The London 2012 Olympics are just around the corner and the world will be watching as the capital of the UK holds the biggest sporting event in the global calendar. But what lengths are the holders going to in order to be sustainable? With this in mind, we thought you might like to hear about seven green facts from the most environmentally friendly games in the history of the Olympiad.

1. It’s unquestionable that London’s biggest green legacy once the games has passed will be the notion that an old, polluted and disused area of east London has been completely regenerated for future generations to safely enjoy.

Olympic Park

via webpronews

The entire site is colossal, a whopping 2.5 square kilometres in total (as you can see above). Before the project began the site had contaminated soil, now there are 3,000 new trees and thousands of flowers specially selected to represent every continent.

2. The River Lea runs right through the site, winding its way around the Olympic stadium. An interesting fact is that specially created otter homes have been installed along the river at the site to increase the species recovery across the British Isles. So if you are lucky enough to get a ticket to one of the events, make sure you keep an eye out for otters wading their way down the river!


via Harlequeen

3. The site has its own combined cooling, heat and power plant (CCHP) which incorporates a biomass boiler fuelled by sustainable wood pulp and natural gas. This will provide heating, cooling and electricity to all buildings on the Olympic Park and the Athletes Village, in total, approximately 11% of the energy used to power the site will be from renewable sources.

4. To save money, 95% of the vital soil on the Olympic site was actually cleaned! No joke, five ‘soil washing machines’ were installed on the site to save money on transportation costs (taking tonnes of soil to and from the site). But how does this washing machine work? Contaminants stick to fine particles inside the machine which in turn form into cakes of waste, these cakes can then be transported to landfill sites. Who would have thought you could wash soil?!

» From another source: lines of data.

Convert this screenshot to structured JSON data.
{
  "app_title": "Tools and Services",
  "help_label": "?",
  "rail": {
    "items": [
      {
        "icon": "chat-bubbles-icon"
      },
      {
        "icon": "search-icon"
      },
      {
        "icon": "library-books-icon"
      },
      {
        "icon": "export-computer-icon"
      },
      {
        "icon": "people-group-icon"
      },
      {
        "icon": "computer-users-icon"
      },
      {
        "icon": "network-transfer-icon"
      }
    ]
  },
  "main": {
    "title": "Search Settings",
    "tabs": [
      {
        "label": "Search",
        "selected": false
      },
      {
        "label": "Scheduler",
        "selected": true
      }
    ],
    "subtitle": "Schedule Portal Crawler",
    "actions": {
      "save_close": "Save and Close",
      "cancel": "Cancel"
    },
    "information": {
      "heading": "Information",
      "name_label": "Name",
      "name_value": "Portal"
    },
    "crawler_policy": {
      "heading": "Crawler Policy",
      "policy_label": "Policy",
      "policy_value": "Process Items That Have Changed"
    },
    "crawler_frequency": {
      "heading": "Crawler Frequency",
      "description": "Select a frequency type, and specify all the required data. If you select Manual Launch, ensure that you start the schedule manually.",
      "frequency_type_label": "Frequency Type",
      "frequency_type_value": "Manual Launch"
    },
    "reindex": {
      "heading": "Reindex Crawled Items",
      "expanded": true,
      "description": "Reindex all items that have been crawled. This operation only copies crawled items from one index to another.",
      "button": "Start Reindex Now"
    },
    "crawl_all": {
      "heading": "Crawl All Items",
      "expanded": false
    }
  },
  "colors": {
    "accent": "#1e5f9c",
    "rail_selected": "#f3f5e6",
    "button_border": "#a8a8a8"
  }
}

5. Time to head back to the River Lea. Before the site was built Lord Chris Smith (chairman of the Environment Agency) said:

‘I think the biggest challenge for us was the River Lea, making sure that the quality of the water was going to be better, the banks were going to be much more amenable and usable by the public and also helping to secure some benefit in terms of reducing flood risk.’

These plans eventually reduced the flood risk to 4,000 homes in West Ham and Canning Town (close to the site) – GREEN!

6.  The Olympic stadium has a lightweight design thanks to the re-use of old gas pipes in its upper storey ring. The seats in the main stadium are also removable, rumours suggest that they will be re-used for the Formula 1 Grand Prix seating at Silverstone and even in Brazil for the World Cup 2014!

7. The whole site will be known as ‘The Queen Elizabeth Olympic Park’ after the games. This is what the planners have in-store for it:

The Queen Elizabeth Olympic Park

via BBC

– 8,000 new homes (2,800 have already built at the Olympic Village – where the athletes will be housed during the games)

– 11 new schools and nurseries

– 22 miles of new footpaths and cycling routes

– 4 miles of improved waterways

So I think it’s safe to say that the Olympic site is going to turn into a whole new community, the newest community in London! Providing a place for people to live certainly is a sustainable fact for the future of east London.

So, what do you think about some of the green facts I have raised above? Are you aware of any other sustainable examples from previous Olympic games? If you get a chance let me know below in the comments section or on Twitter. Let the games begin!

**Here’s one more bonus fact and my person favourite, did you know that the Velodrome is coated in rhubard oil?!**